Problem statement - Return all of the data exactly, with nothing left out but the pictures.

[Web page and app entries]
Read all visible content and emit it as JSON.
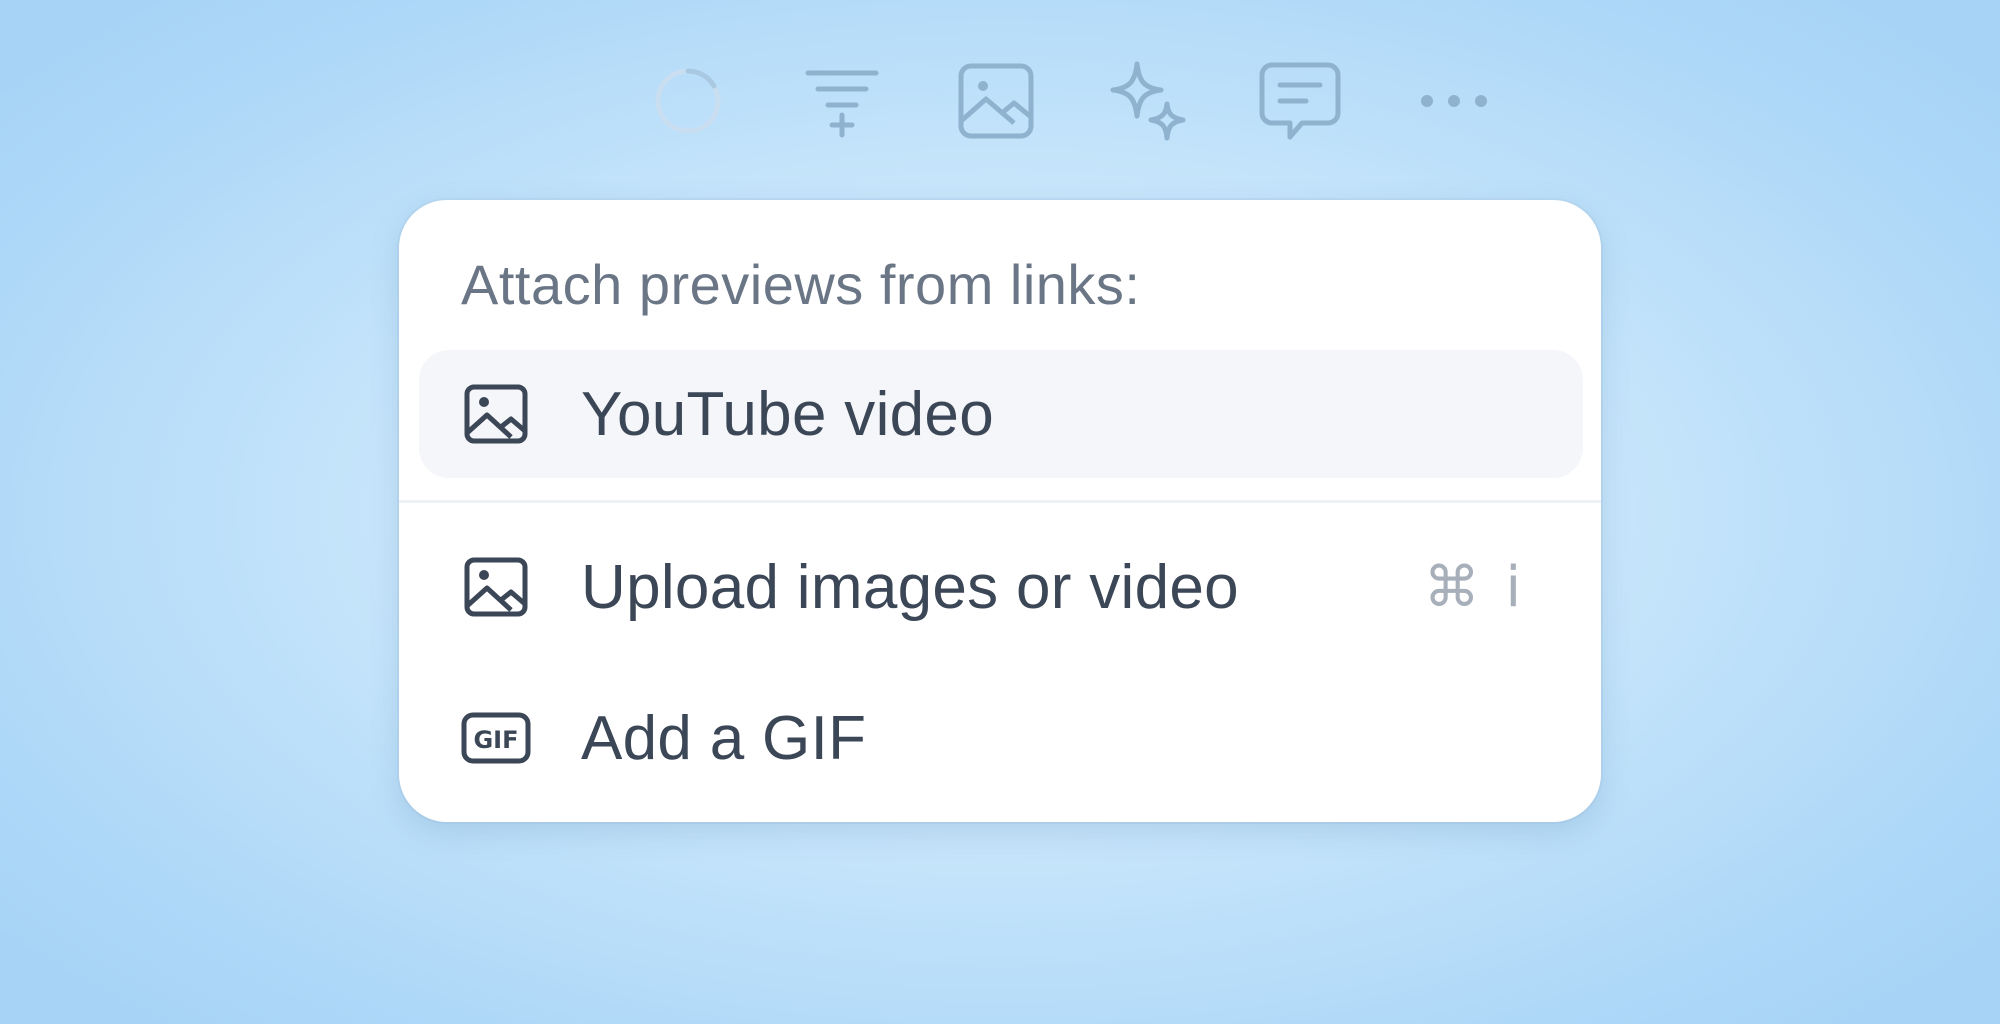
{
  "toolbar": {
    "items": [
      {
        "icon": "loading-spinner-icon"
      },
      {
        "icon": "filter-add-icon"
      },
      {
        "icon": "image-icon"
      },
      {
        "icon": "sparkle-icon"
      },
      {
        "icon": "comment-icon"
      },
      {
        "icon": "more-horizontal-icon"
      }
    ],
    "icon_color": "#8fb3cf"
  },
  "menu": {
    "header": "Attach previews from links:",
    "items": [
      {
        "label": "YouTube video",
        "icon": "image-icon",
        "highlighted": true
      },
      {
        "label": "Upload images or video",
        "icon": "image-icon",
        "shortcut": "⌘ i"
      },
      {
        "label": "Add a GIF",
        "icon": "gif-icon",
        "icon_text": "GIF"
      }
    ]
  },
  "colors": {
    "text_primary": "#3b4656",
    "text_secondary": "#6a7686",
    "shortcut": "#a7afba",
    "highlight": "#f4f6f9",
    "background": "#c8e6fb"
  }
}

Answer to the problem -
Read all visible content and emit it as JSON.
{
  "toolbar": {
    "items": [
      {
        "icon": "loading-spinner-icon"
      },
      {
        "icon": "filter-add-icon"
      },
      {
        "icon": "image-icon"
      },
      {
        "icon": "sparkle-icon"
      },
      {
        "icon": "comment-icon"
      },
      {
        "icon": "more-horizontal-icon"
      }
    ],
    "icon_color": "#8fb3cf"
  },
  "menu": {
    "header": "Attach previews from links:",
    "items": [
      {
        "label": "YouTube video",
        "icon": "image-icon",
        "highlighted": true
      },
      {
        "label": "Upload images or video",
        "icon": "image-icon",
        "shortcut": "⌘ i"
      },
      {
        "label": "Add a GIF",
        "icon": "gif-icon",
        "icon_text": "GIF"
      }
    ]
  },
  "colors": {
    "text_primary": "#3b4656",
    "text_secondary": "#6a7686",
    "shortcut": "#a7afba",
    "highlight": "#f4f6f9",
    "background": "#c8e6fb"
  }
}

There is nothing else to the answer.